Assignment - Each entry below is to be restated word for word, with no pictures carried over.

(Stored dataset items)
• • •

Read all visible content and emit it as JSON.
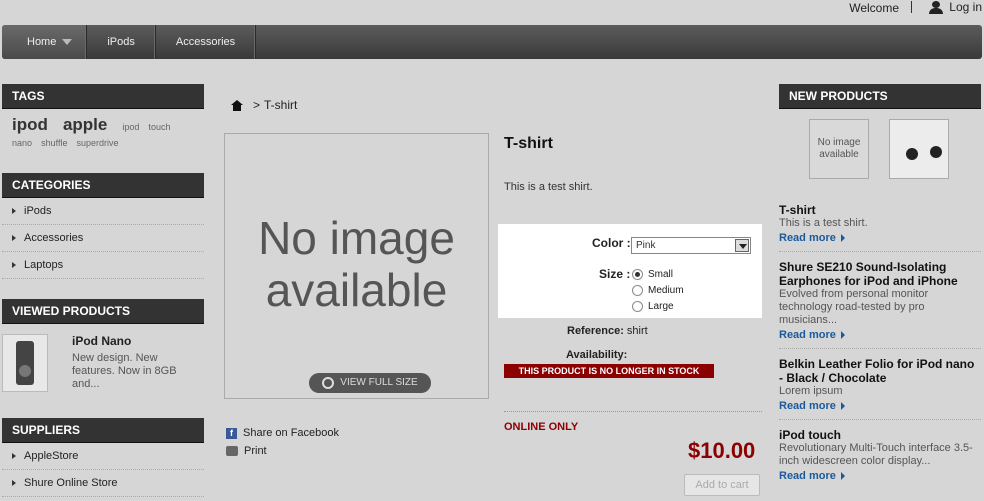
{
  "header": {
    "welcome": "Welcome",
    "login": "Log in"
  },
  "nav": {
    "items": [
      "Home",
      "iPods",
      "Accessories"
    ]
  },
  "tags": {
    "title": "TAGS",
    "big": [
      "ipod",
      "apple"
    ],
    "small_row1": [
      "ipod",
      "touch"
    ],
    "small_row2": [
      "nano",
      "shuffle",
      "superdrive"
    ]
  },
  "categories": {
    "title": "CATEGORIES",
    "items": [
      "iPods",
      "Accessories",
      "Laptops"
    ]
  },
  "viewed": {
    "title": "VIEWED PRODUCTS",
    "name": "iPod Nano",
    "desc": "New design. New features. Now in 8GB and..."
  },
  "suppliers": {
    "title": "SUPPLIERS",
    "items": [
      "AppleStore",
      "Shure Online Store"
    ]
  },
  "breadcrumb": {
    "current": "T-shirt",
    "separator": ">"
  },
  "product": {
    "noimage_line1": "No image",
    "noimage_line2": "available",
    "view_full": "VIEW FULL SIZE",
    "share_facebook": "Share on Facebook",
    "print": "Print",
    "title": "T-shirt",
    "desc": "This is a test shirt.",
    "color_label": "Color :",
    "color_value": "Pink",
    "size_label": "Size :",
    "sizes": [
      "Small",
      "Medium",
      "Large"
    ],
    "selected_size": "Small",
    "reference_label": "Reference:",
    "reference_value": "shirt",
    "availability_label": "Availability:",
    "stock_badge": "THIS PRODUCT IS NO LONGER IN STOCK",
    "online_only": "ONLINE ONLY",
    "price": "$10.00",
    "add_to_cart": "Add to cart"
  },
  "new_products": {
    "title": "NEW PRODUCTS",
    "thumb_noimage": "No image available",
    "read_more": "Read more",
    "items": [
      {
        "name": "T-shirt",
        "desc": "This is a test shirt."
      },
      {
        "name": "Shure SE210 Sound-Isolating Earphones for iPod and iPhone",
        "desc": "Evolved from personal monitor technology road-tested by pro musicians..."
      },
      {
        "name": "Belkin Leather Folio for iPod nano - Black / Chocolate",
        "desc": "Lorem ipsum"
      },
      {
        "name": "iPod touch",
        "desc": "Revolutionary Multi-Touch interface 3.5-inch widescreen color display..."
      }
    ]
  },
  "colors": {
    "accent_red": "#8b0000",
    "link_blue": "#1a5a9c",
    "block_header": "#333333"
  }
}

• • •

Output -
Read all visible content and emit it as JSON.
{
  "header": {
    "welcome": "Welcome",
    "login": "Log in"
  },
  "nav": {
    "items": [
      "Home",
      "iPods",
      "Accessories"
    ]
  },
  "tags": {
    "title": "TAGS",
    "big": [
      "ipod",
      "apple"
    ],
    "small_row1": [
      "ipod",
      "touch"
    ],
    "small_row2": [
      "nano",
      "shuffle",
      "superdrive"
    ]
  },
  "categories": {
    "title": "CATEGORIES",
    "items": [
      "iPods",
      "Accessories",
      "Laptops"
    ]
  },
  "viewed": {
    "title": "VIEWED PRODUCTS",
    "name": "iPod Nano",
    "desc": "New design. New features. Now in 8GB and..."
  },
  "suppliers": {
    "title": "SUPPLIERS",
    "items": [
      "AppleStore",
      "Shure Online Store"
    ]
  },
  "breadcrumb": {
    "current": "T-shirt",
    "separator": ">"
  },
  "product": {
    "noimage_line1": "No image",
    "noimage_line2": "available",
    "view_full": "VIEW FULL SIZE",
    "share_facebook": "Share on Facebook",
    "print": "Print",
    "title": "T-shirt",
    "desc": "This is a test shirt.",
    "color_label": "Color :",
    "color_value": "Pink",
    "size_label": "Size :",
    "sizes": [
      "Small",
      "Medium",
      "Large"
    ],
    "selected_size": "Small",
    "reference_label": "Reference:",
    "reference_value": "shirt",
    "availability_label": "Availability:",
    "stock_badge": "THIS PRODUCT IS NO LONGER IN STOCK",
    "online_only": "ONLINE ONLY",
    "price": "$10.00",
    "add_to_cart": "Add to cart"
  },
  "new_products": {
    "title": "NEW PRODUCTS",
    "thumb_noimage": "No image available",
    "read_more": "Read more",
    "items": [
      {
        "name": "T-shirt",
        "desc": "This is a test shirt."
      },
      {
        "name": "Shure SE210 Sound-Isolating Earphones for iPod and iPhone",
        "desc": "Evolved from personal monitor technology road-tested by pro musicians..."
      },
      {
        "name": "Belkin Leather Folio for iPod nano - Black / Chocolate",
        "desc": "Lorem ipsum"
      },
      {
        "name": "iPod touch",
        "desc": "Revolutionary Multi-Touch interface 3.5-inch widescreen color display..."
      }
    ]
  },
  "colors": {
    "accent_red": "#8b0000",
    "link_blue": "#1a5a9c",
    "block_header": "#333333"
  }
}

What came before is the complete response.